EXERCISE BRIEF
Every line that holds the word "Lines" needs to be copied from the data below.

══ EXCERPTED RECORDS

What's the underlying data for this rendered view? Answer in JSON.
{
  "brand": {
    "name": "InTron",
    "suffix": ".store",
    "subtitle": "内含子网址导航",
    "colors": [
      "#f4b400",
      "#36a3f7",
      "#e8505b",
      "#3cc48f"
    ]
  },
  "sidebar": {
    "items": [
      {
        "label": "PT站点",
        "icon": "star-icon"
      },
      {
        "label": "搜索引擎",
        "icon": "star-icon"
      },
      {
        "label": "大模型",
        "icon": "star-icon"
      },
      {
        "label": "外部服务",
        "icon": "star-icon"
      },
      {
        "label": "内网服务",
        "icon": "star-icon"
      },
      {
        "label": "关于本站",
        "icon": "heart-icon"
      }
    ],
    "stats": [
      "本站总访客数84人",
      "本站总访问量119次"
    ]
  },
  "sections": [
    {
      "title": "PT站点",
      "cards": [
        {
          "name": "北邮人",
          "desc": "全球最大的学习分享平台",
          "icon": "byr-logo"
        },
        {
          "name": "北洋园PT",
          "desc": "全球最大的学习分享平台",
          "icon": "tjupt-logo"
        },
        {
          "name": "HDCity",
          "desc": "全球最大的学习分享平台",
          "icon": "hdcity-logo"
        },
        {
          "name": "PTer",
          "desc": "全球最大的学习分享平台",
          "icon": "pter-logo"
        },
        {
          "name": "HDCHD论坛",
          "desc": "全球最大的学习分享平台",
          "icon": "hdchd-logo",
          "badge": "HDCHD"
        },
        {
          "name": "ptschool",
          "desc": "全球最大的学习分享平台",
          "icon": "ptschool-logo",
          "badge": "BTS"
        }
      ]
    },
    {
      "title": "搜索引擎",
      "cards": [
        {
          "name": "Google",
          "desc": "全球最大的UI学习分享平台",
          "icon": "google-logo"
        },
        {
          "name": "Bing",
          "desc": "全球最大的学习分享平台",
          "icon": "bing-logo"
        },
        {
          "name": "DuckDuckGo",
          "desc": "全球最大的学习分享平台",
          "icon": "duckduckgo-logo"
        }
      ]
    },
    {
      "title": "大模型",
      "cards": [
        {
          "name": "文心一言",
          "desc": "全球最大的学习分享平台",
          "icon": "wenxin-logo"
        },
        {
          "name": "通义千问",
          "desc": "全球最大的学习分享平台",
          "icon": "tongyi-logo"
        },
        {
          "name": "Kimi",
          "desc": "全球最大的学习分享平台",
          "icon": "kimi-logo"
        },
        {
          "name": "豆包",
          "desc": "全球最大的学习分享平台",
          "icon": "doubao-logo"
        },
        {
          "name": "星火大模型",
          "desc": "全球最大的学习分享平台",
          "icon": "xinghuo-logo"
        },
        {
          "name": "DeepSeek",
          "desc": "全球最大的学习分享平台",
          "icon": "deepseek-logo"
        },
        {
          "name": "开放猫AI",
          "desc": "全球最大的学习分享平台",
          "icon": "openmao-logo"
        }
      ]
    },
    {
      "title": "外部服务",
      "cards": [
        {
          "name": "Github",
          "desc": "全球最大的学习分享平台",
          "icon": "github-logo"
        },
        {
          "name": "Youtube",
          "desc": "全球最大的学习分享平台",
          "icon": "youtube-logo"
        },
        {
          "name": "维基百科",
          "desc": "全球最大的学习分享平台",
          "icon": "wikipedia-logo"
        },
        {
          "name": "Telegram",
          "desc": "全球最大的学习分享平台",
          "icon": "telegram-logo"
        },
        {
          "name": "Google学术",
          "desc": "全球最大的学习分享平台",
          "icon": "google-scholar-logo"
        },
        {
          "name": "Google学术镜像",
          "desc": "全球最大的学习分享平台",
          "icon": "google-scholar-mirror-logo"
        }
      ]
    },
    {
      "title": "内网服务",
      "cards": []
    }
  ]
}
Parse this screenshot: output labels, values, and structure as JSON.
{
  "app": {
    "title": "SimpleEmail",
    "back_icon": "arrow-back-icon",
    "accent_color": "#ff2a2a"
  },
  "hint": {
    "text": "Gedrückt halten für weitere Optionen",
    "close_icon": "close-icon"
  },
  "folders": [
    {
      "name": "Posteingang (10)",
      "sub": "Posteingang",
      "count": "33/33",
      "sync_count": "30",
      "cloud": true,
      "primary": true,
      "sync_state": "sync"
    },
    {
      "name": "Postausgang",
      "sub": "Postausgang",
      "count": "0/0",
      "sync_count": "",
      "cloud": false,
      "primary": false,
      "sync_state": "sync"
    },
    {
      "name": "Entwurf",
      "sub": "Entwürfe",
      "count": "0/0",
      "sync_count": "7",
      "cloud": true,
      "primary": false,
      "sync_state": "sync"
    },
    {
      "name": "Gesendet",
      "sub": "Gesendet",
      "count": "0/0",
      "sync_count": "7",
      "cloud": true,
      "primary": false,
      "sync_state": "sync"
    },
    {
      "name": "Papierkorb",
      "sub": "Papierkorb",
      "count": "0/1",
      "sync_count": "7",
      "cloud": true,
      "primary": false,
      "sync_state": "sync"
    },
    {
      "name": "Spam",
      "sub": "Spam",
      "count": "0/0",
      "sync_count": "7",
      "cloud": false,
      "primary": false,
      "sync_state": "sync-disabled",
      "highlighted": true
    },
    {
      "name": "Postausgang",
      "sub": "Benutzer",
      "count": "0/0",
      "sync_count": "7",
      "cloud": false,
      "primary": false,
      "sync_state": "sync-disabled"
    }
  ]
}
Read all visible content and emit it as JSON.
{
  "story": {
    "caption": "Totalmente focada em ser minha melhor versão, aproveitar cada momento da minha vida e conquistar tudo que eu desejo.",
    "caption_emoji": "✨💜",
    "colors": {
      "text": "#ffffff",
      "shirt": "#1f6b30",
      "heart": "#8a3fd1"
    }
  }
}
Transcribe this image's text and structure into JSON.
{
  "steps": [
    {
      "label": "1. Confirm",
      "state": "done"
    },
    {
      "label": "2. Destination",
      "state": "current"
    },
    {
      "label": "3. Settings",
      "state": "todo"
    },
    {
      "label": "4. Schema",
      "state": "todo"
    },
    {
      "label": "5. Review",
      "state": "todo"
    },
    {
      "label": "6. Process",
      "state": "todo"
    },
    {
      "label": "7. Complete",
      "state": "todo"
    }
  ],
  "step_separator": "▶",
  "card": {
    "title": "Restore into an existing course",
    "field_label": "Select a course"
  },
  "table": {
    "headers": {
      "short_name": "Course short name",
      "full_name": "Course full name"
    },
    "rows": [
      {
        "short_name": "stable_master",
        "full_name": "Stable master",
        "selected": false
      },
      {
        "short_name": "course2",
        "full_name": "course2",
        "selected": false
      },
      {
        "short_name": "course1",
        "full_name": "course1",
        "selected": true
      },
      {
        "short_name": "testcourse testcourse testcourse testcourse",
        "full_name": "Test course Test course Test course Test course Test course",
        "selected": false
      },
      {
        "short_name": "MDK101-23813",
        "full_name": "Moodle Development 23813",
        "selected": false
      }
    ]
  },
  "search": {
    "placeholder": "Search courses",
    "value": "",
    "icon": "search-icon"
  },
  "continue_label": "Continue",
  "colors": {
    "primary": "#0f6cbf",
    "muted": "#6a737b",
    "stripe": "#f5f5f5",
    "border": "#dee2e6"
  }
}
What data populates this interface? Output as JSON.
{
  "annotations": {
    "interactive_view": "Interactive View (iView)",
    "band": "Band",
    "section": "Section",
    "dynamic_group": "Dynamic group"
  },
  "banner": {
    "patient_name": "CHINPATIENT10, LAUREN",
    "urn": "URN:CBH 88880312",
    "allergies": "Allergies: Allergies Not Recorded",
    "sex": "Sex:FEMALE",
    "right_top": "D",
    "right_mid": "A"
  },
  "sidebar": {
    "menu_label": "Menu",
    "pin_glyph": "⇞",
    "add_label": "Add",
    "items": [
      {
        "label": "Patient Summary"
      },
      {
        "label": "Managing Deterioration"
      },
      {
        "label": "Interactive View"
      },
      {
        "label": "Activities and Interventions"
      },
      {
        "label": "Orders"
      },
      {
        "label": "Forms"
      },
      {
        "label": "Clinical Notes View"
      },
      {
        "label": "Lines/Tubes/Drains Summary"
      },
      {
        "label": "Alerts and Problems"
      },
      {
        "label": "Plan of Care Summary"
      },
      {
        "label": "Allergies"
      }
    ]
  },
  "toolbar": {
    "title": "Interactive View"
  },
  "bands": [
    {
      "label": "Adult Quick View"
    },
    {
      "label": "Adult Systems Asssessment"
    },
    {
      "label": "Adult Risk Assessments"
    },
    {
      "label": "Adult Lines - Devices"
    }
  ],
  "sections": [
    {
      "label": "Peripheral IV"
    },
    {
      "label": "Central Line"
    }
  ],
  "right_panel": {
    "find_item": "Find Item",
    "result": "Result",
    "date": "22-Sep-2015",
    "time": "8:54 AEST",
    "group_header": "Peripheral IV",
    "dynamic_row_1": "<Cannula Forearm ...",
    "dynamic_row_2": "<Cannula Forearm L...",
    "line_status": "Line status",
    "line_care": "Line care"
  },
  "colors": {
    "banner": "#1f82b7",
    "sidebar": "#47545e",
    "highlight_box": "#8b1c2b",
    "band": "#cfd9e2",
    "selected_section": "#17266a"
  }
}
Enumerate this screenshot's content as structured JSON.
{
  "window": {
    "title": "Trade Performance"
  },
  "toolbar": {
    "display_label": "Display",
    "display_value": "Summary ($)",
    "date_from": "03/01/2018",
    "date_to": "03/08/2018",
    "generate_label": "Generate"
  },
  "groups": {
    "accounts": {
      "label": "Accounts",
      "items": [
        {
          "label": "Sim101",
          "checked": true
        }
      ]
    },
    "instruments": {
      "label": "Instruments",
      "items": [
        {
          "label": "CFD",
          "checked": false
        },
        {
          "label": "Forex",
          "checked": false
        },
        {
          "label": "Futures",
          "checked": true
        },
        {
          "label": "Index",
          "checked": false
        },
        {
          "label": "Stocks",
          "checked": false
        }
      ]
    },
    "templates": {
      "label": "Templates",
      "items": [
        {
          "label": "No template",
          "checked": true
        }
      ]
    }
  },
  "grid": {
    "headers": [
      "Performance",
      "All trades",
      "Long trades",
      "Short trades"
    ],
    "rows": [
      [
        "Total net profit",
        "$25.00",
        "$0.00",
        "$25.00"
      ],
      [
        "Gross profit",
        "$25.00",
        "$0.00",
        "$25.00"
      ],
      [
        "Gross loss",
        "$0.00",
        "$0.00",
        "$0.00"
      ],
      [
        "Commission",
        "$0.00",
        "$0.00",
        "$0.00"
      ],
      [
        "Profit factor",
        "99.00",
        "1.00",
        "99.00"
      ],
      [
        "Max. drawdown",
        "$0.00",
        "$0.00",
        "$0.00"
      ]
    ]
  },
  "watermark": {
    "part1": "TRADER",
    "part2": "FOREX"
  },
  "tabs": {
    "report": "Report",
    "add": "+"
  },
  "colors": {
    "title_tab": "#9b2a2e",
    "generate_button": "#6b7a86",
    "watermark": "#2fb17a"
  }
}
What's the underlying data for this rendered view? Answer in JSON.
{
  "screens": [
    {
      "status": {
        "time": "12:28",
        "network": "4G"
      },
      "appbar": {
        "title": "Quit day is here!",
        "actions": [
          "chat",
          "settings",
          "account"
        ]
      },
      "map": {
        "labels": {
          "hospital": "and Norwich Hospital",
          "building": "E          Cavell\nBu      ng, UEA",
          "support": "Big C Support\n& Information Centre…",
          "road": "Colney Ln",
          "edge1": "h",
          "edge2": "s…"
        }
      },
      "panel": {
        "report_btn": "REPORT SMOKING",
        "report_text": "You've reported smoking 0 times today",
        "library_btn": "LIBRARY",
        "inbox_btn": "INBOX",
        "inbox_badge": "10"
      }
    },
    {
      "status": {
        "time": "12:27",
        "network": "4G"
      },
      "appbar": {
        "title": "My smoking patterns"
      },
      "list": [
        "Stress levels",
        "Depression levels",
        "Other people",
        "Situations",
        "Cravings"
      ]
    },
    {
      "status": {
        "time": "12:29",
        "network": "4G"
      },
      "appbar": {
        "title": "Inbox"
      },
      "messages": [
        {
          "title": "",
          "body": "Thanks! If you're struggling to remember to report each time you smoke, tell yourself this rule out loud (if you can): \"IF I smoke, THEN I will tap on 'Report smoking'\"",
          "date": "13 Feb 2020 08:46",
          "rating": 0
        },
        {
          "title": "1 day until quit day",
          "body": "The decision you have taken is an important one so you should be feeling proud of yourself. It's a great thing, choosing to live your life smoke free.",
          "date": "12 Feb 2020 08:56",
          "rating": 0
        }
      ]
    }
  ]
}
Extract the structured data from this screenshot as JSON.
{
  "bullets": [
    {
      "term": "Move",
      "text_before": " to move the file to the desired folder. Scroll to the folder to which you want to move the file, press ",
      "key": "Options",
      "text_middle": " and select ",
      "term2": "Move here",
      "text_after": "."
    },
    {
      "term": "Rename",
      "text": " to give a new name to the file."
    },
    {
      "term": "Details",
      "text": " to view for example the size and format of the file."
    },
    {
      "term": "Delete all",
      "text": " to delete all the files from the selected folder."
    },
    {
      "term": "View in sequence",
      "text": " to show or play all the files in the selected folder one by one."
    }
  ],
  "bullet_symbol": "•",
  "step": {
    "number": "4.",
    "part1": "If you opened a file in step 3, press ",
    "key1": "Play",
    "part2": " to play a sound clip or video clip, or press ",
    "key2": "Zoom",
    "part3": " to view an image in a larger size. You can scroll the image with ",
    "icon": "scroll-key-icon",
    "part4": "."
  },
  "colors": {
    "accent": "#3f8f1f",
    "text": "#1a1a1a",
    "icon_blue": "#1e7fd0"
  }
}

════

YOUR SOLUTION
        "label": "Lines/Tubes/Drains Summary"
      "label": "Adult Lines - Devices"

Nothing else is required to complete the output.